    Rocket-and-wire triggered lightning at the University of Florida's International Center for Lightning Research and Testing, which recently lost federal funding. A rocket trailing a grounded wire is launched toward an active thunderstorm at the ICLRT. One launch is from a tower, one from ground. When the wire is about as high as the Empire State Building, lightning is induced to strike the top of the wire, much as it strikes tall objects like the ESB. Interestingly, the cloud charge source is about 3 miles high, so a 300 yard-long wire can cause a 3 mile or more long lightning.  After that, there are several normal tortuous strokes ( downward leaders from the cloud charge/upward return strokes) which can be seen as the wind blows the individual strokes to the right. The time between strokes is about 50 thousands of a second. Between some strokes, continuing current can be seen. Continuing current is what generally starts forest fires. [Photo by Dr. Dustin Hill]
  4. Editorial: Reasonable clarity on gambling in Florida
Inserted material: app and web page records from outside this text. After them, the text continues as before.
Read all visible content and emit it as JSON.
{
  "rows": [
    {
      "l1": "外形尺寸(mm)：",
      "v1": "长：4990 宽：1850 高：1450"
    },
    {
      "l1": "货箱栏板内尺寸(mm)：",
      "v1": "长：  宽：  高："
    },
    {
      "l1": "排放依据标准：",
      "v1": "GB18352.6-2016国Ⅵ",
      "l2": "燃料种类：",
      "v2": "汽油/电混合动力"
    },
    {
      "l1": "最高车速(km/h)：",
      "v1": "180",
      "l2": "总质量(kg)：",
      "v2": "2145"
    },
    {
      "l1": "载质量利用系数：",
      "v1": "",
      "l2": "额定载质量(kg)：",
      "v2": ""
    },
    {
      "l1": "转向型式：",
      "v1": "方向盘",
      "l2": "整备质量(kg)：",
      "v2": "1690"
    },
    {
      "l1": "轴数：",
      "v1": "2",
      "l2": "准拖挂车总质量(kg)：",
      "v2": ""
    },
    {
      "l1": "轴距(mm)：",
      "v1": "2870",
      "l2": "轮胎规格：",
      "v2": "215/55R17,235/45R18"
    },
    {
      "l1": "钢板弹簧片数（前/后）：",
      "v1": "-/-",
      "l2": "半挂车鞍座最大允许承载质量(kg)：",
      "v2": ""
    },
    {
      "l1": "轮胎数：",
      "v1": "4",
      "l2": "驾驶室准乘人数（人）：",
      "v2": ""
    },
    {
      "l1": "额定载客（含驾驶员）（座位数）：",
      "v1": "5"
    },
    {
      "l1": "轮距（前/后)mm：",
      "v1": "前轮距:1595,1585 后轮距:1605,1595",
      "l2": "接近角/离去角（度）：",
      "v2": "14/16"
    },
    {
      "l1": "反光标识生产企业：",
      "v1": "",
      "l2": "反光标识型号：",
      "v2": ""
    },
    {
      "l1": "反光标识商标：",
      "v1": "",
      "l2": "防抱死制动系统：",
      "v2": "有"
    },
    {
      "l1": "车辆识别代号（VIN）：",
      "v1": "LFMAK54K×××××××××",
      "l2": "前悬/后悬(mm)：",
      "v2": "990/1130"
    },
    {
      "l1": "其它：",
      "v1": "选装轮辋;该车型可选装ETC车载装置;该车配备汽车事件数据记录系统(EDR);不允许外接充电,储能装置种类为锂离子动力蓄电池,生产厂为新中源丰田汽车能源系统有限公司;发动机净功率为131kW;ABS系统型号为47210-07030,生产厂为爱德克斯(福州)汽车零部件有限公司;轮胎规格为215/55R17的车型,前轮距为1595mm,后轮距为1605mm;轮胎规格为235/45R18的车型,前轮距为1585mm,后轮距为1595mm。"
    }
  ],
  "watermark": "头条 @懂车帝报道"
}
    Gambling expansion strategies — and misfires — are nearly an annual ritual in Florida. There were the eight counties that voted to allow slot machines but were blocked by the Florida Supreme Court. There was the governor's $3 billion deal with the Seminole Tribe in 2015 that was never approved by the …

    Gov. Rick Scott agreed to a much simpler deal with the Seminole Tribe that embraces the status quo instead of expansion. And that’s a good thing.
  5. Amid U.S. real estate buying binge by foreign investors, Florida remains first choice

    Real Estate

    Foreign investment in U.S. residential real estate recently skyrocketed to a new high with nearly half of all foreign sales happening in Florida, California and Texas.

    A National Association of Realtors annual survey found record volume and activity by foreign buyers of U.S. real estate. Florida had the highest foreign investment activity, followed by California and Texas. [National Association of Realtors]